What you will do
Determine how many lines of the data below contain "index", then give only that number.
(Given data begins)
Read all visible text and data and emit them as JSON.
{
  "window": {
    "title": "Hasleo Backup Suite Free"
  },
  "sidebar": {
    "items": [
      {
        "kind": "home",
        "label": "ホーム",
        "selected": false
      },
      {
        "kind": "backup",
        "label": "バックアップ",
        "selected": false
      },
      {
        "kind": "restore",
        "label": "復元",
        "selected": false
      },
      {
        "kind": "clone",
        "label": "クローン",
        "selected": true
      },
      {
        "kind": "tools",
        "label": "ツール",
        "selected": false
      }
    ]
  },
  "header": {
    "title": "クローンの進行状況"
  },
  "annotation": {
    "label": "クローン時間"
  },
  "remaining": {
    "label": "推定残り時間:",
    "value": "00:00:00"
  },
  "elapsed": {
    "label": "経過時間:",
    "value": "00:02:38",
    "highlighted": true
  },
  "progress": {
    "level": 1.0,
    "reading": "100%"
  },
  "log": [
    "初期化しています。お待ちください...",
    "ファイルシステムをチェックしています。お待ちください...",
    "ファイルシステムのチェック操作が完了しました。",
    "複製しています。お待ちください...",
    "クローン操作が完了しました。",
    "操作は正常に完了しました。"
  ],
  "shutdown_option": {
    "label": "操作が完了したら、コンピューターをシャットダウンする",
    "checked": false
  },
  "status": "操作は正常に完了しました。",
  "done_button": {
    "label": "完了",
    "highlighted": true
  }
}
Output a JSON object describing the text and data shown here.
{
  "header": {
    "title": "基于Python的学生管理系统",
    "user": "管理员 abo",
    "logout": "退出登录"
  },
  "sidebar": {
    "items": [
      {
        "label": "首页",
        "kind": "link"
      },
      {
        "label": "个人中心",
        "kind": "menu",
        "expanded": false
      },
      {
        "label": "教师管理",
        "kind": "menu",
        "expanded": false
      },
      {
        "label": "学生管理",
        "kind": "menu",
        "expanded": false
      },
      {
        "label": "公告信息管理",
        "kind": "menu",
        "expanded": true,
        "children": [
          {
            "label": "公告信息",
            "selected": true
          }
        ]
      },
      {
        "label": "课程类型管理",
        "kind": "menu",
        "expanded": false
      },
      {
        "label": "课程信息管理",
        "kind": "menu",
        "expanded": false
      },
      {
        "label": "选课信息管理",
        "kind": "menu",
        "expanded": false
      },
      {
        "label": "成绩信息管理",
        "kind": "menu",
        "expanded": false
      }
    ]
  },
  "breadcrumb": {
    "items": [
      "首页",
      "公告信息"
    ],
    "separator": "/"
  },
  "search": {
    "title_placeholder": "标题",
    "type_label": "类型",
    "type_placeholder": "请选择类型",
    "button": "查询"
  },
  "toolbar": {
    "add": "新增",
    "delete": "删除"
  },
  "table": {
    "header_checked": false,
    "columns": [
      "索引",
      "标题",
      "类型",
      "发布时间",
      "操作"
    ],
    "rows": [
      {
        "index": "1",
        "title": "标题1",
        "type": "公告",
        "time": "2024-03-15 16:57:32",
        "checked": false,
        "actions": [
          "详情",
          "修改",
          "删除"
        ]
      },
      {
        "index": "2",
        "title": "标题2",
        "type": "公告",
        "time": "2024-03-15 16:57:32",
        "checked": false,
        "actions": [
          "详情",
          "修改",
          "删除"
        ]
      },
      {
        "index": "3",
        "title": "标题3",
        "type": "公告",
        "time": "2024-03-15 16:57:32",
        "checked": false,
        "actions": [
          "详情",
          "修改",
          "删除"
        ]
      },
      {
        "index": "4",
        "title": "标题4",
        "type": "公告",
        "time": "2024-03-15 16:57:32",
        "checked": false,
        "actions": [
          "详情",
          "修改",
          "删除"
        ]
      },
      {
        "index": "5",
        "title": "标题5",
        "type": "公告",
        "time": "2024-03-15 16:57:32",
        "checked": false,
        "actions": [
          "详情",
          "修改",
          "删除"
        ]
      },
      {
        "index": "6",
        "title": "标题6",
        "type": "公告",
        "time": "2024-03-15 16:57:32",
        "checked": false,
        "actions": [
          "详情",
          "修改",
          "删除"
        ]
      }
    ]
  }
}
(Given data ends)
Response to this exercise
6